WORK INSTRUCTIONS => Among the entries below, determine how many lines contain the word "color" and state only that figure.

▶

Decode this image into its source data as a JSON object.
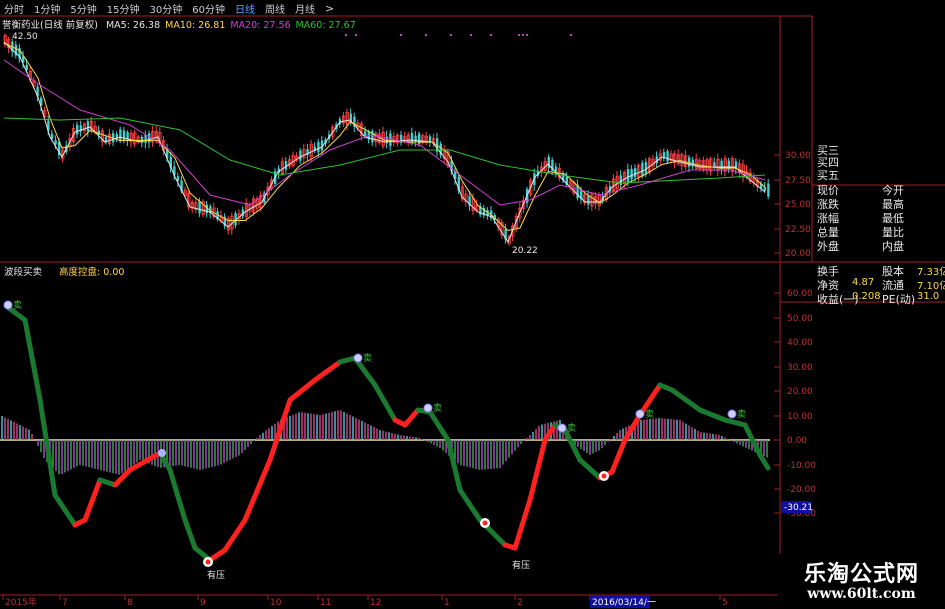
{
  "toolbar": {
    "items": [
      "分时",
      "1分钟",
      "5分钟",
      "15分钟",
      "30分钟",
      "60分钟",
      "日线",
      "周线",
      "月线"
    ],
    "active": "日线",
    "more": ">"
  },
  "price_panel": {
    "stock_label": "誉衡药业(日线 前复权)",
    "ma": [
      {
        "label": "MA5: 26.38",
        "color": "#e6e6e6"
      },
      {
        "label": "MA10: 26.81",
        "color": "#ffd84a"
      },
      {
        "label": "MA20: 27.56",
        "color": "#d040d0"
      },
      {
        "label": "MA60: 27.67",
        "color": "#30c030"
      }
    ],
    "high_label": "42.50",
    "low_label": "20.22",
    "y_ticks": [
      "30.00",
      "27.50",
      "25.00",
      "22.50",
      "20.00"
    ]
  },
  "indicator_panel": {
    "name": "波段买卖",
    "sub": "高度控盘: 0.00",
    "y_ticks": [
      "60.00",
      "50.00",
      "40.00",
      "30.00",
      "20.00",
      "10.00",
      "0.00",
      "-10.00",
      "-20.00",
      "-30.00"
    ],
    "current_value": "-30.21",
    "sell_tag": "卖",
    "pressure_tag": "有压"
  },
  "x_axis": {
    "labels": [
      "2015年",
      "7",
      "8",
      "9",
      "10",
      "11",
      "12",
      "1",
      "2",
      "2016/03/14/一",
      "5"
    ]
  },
  "quote_panel": {
    "asks": [
      "买三",
      "买四",
      "买五"
    ],
    "rows1": [
      [
        "现价",
        "今开"
      ],
      [
        "涨跌",
        "最高"
      ],
      [
        "涨幅",
        "最低"
      ],
      [
        "总量",
        "量比"
      ],
      [
        "外盘",
        "内盘"
      ]
    ],
    "rows2": [
      {
        "l1": "换手",
        "v1": "",
        "l2": "股本",
        "v2": "7.33亿"
      },
      {
        "l1": "净资",
        "v1": "4.87",
        "l2": "流通",
        "v2": "7.10亿"
      },
      {
        "l1": "收益(一)",
        "v1": "0.208",
        "l2": "PE(动)",
        "v2": "31.0"
      }
    ]
  },
  "watermark": {
    "title": "乐淘公式网",
    "url": "www.60lt.com"
  }
}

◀

TASK OUTPUT => 4